▶ WHAT TO WORK ON: Every line of the listing below needs to be reproduced exactly.

▶ EXTRACTED ENTRIES:

%%

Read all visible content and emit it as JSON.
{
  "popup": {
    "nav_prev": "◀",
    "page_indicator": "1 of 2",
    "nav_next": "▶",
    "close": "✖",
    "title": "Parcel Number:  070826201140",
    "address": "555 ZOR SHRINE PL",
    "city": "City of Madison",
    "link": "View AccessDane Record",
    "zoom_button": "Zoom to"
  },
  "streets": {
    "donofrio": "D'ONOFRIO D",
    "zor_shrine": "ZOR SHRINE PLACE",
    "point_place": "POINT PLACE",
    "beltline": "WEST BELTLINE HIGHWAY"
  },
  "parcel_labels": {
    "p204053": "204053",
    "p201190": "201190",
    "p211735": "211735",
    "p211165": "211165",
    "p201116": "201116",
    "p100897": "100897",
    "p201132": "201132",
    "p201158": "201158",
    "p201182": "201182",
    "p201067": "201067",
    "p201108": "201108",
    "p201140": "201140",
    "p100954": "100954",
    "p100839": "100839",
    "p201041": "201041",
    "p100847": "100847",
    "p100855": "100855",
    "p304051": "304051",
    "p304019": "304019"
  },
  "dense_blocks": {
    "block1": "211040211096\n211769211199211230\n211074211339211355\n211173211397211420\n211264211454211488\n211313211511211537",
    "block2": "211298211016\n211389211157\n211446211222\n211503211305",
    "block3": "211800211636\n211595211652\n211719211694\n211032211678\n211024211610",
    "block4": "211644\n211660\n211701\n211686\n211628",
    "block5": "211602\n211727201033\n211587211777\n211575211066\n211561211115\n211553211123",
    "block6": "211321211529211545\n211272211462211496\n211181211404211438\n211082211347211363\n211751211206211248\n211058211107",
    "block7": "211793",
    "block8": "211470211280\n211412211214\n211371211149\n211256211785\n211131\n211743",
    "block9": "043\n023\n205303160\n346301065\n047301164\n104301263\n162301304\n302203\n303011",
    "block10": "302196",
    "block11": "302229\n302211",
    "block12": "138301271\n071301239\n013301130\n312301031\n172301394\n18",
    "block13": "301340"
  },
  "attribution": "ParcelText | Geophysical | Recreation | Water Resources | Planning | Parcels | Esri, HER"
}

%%

▶ WRITTEN REPLY:
Read all visible content and emit it as JSON.
{
  "popup": {
    "nav_prev": "◀",
    "page_indicator": "1 of 2",
    "nav_next": "▶",
    "close": "✖",
    "title": "Parcel Number:  070826201140",
    "address": "555 ZOR SHRINE PL",
    "city": "City of Madison",
    "link": "View AccessDane Record",
    "zoom_button": "Zoom to"
  },
  "streets": {
    "donofrio": "D'ONOFRIO D",
    "zor_shrine": "ZOR SHRINE PLACE",
    "point_place": "POINT PLACE",
    "beltline": "WEST BELTLINE HIGHWAY"
  },
  "parcel_labels": {
    "p204053": "204053",
    "p201190": "201190",
    "p211735": "211735",
    "p211165": "211165",
    "p201116": "201116",
    "p100897": "100897",
    "p201132": "201132",
    "p201158": "201158",
    "p201182": "201182",
    "p201067": "201067",
    "p201108": "201108",
    "p201140": "201140",
    "p100954": "100954",
    "p100839": "100839",
    "p201041": "201041",
    "p100847": "100847",
    "p100855": "100855",
    "p304051": "304051",
    "p304019": "304019"
  },
  "dense_blocks": {
    "block1": "211040211096\n211769211199211230\n211074211339211355\n211173211397211420\n211264211454211488\n211313211511211537",
    "block2": "211298211016\n211389211157\n211446211222\n211503211305",
    "block3": "211800211636\n211595211652\n211719211694\n211032211678\n211024211610",
    "block4": "211644\n211660\n211701\n211686\n211628",
    "block5": "211602\n211727201033\n211587211777\n211575211066\n211561211115\n211553211123",
    "block6": "211321211529211545\n211272211462211496\n211181211404211438\n211082211347211363\n211751211206211248\n211058211107",
    "block7": "211793",
    "block8": "211470211280\n211412211214\n211371211149\n211256211785\n211131\n211743",
    "block9": "043\n023\n205303160\n346301065\n047301164\n104301263\n162301304\n302203\n303011",
    "block10": "302196",
    "block11": "302229\n302211",
    "block12": "138301271\n071301239\n013301130\n312301031\n172301394\n18",
    "block13": "301340"
  },
  "attribution": "ParcelText | Geophysical | Recreation | Water Resources | Planning | Parcels | Esri, HER"
}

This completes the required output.